Recorded data:
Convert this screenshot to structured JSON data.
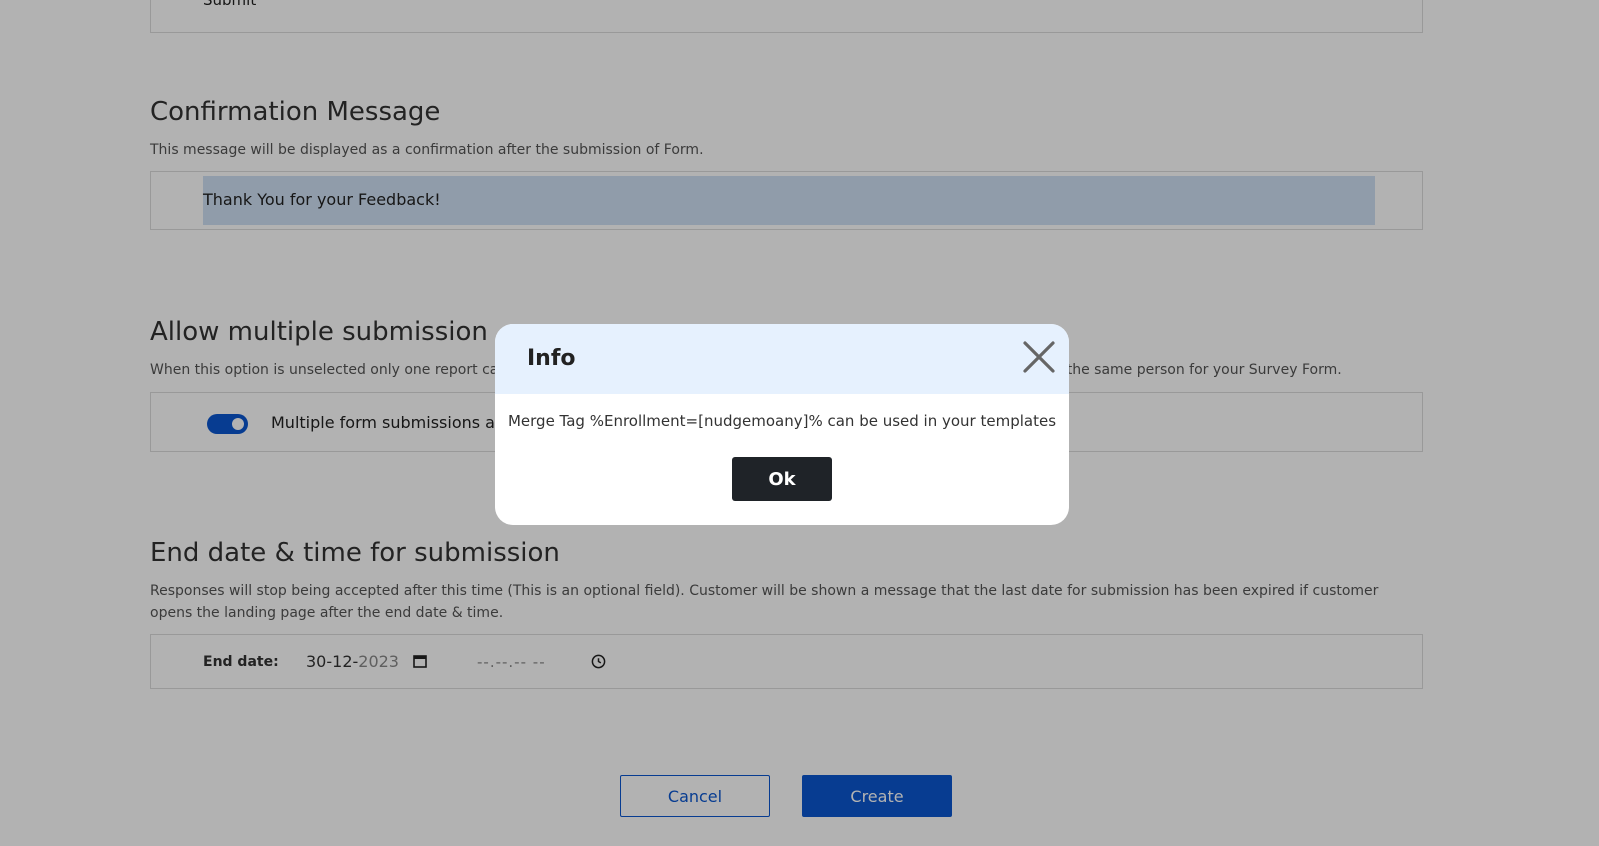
{
  "form": {
    "submit_button_label": "Submit",
    "confirmation": {
      "title": "Confirmation Message",
      "description": "This message will be displayed as a confirmation after the submission of Form.",
      "value": "Thank You for your Feedback!"
    },
    "multiple_submission": {
      "title": "Allow multiple submission",
      "description": "When this option is unselected only one report can be submitted per person. When selected multiple reports can be submitted by the same person for your Survey Form.",
      "toggle_label": "Multiple form submissions are allowed",
      "toggle_on": true
    },
    "end_date": {
      "title": "End date & time for submission",
      "description": "Responses will stop being accepted after this time (This is an optional field). Customer will be shown a message that the last date for submission has been expired if customer opens the landing page after the end date & time.",
      "label": "End date:",
      "date_prefix": "30-12-",
      "date_suffix": "2023",
      "time_placeholder": "--.--.-- --"
    }
  },
  "actions": {
    "cancel_label": "Cancel",
    "create_label": "Create"
  },
  "modal": {
    "title": "Info",
    "message": "Merge Tag %Enrollment=[nudgemoany]% can be used in your templates",
    "ok_label": "Ok"
  },
  "colors": {
    "primary": "#0b57d0",
    "modal_header": "#e6f1fe",
    "ok_button": "#1f2328"
  }
}
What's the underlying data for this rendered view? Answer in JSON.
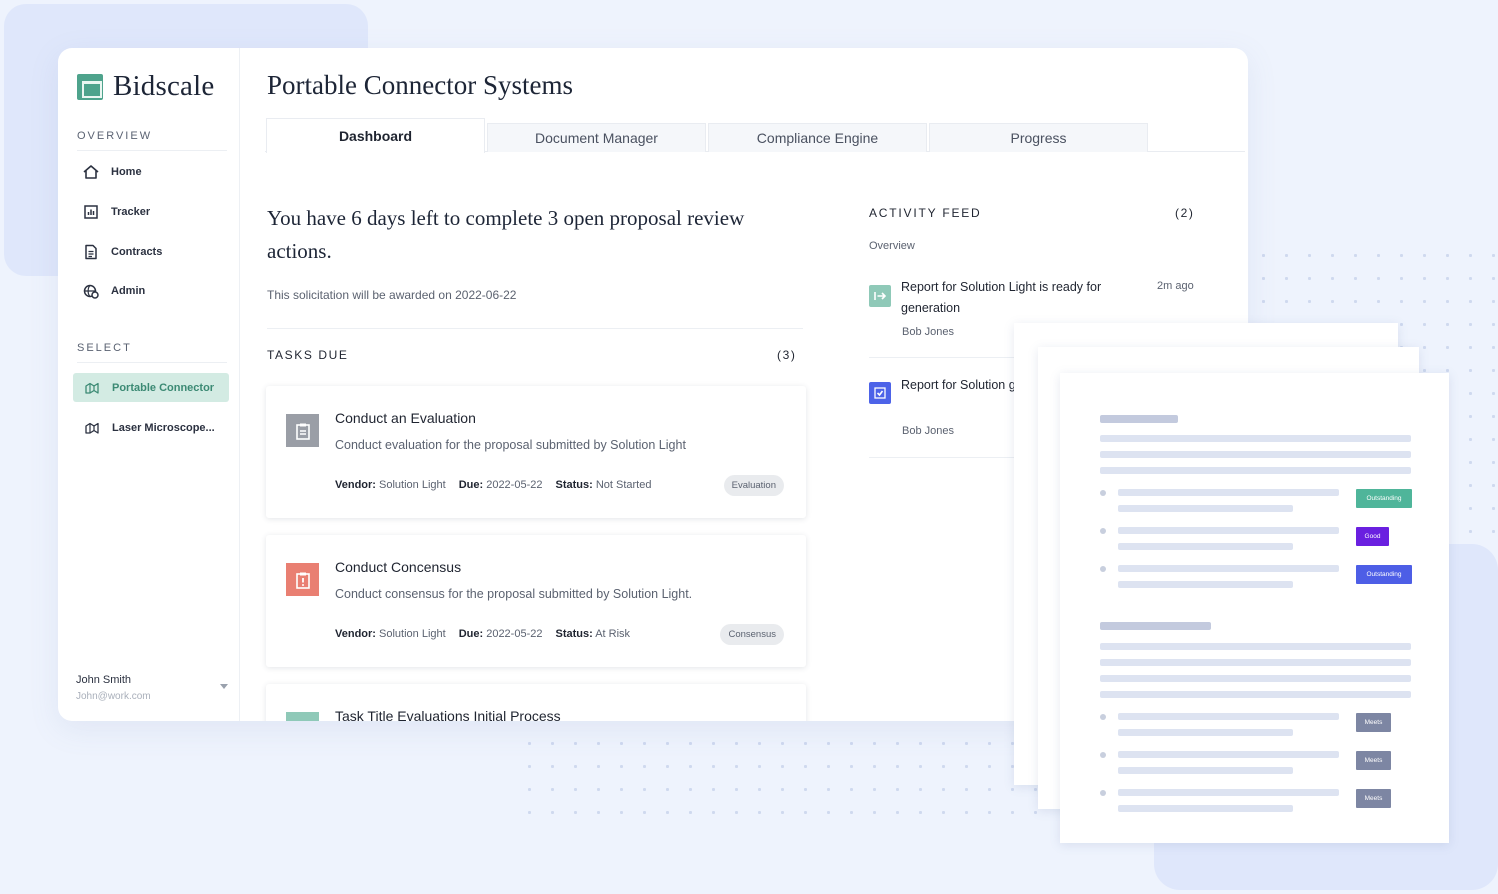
{
  "app": {
    "name": "Bidscale"
  },
  "sidebar": {
    "overview_label": "OVERVIEW",
    "nav_items": [
      {
        "label": "Home",
        "icon": "home-icon"
      },
      {
        "label": "Tracker",
        "icon": "chart-icon"
      },
      {
        "label": "Contracts",
        "icon": "document-icon"
      },
      {
        "label": "Admin",
        "icon": "globe-gear-icon"
      }
    ],
    "select_label": "SELECT",
    "select_items": [
      {
        "label": "Portable Connector",
        "icon": "microscope-icon",
        "active": true
      },
      {
        "label": "Laser Microscope...",
        "icon": "microscope-icon",
        "active": false
      }
    ],
    "user": {
      "name": "John Smith",
      "email": "John@work.com"
    }
  },
  "page": {
    "title": "Portable Connector Systems",
    "tabs": [
      {
        "label": "Dashboard",
        "active": true
      },
      {
        "label": "Document Manager",
        "active": false
      },
      {
        "label": "Compliance Engine",
        "active": false
      },
      {
        "label": "Progress",
        "active": false
      }
    ]
  },
  "dashboard": {
    "headline": "You have 6 days left to complete 3 open proposal review actions.",
    "subtext": "This solicitation will be awarded on 2022-06-22",
    "tasks_label": "TASKS DUE",
    "tasks_count": "(3)",
    "tasks": [
      {
        "title": "Conduct an Evaluation",
        "description": "Conduct evaluation for the proposal submitted by Solution Light",
        "vendor_label": "Vendor:",
        "vendor": "Solution Light",
        "due_label": "Due:",
        "due": "2022-05-22",
        "status_label": "Status:",
        "status": "Not Started",
        "tag": "Evaluation",
        "icon": "clipboard-icon",
        "icon_color": "#9a9ea6"
      },
      {
        "title": "Conduct Concensus",
        "description": "Conduct consensus for the proposal submitted by Solution Light.",
        "vendor_label": "Vendor:",
        "vendor": "Solution Light",
        "due_label": "Due:",
        "due": "2022-05-22",
        "status_label": "Status:",
        "status": "At Risk",
        "tag": "Consensus",
        "icon": "clipboard-alert-icon",
        "icon_color": "#e97f72"
      },
      {
        "title": "Task Title Evaluations Initial Process",
        "icon_color": "#8fc9b8"
      }
    ]
  },
  "activity_feed": {
    "label": "ACTIVITY FEED",
    "count": "(2)",
    "subtitle": "Overview",
    "items": [
      {
        "text": "Report for Solution Light is ready for generation",
        "author": "Bob Jones",
        "time": "2m ago",
        "icon": "export-icon",
        "icon_color": "#8fc9b8"
      },
      {
        "text": "Report for Solution generated",
        "author": "Bob Jones",
        "icon": "check-icon",
        "icon_color": "#4d63e8"
      }
    ]
  },
  "document_preview": {
    "badges": [
      "Outstanding",
      "Good",
      "Outstanding",
      "Meets",
      "Meets",
      "Meets"
    ],
    "badge_colors": [
      "#4fb59a",
      "#6a20e0",
      "#4d5ee6",
      "#7d86a3",
      "#7d86a3",
      "#7d86a3"
    ]
  }
}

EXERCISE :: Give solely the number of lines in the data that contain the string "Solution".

TASK RESULT :: 6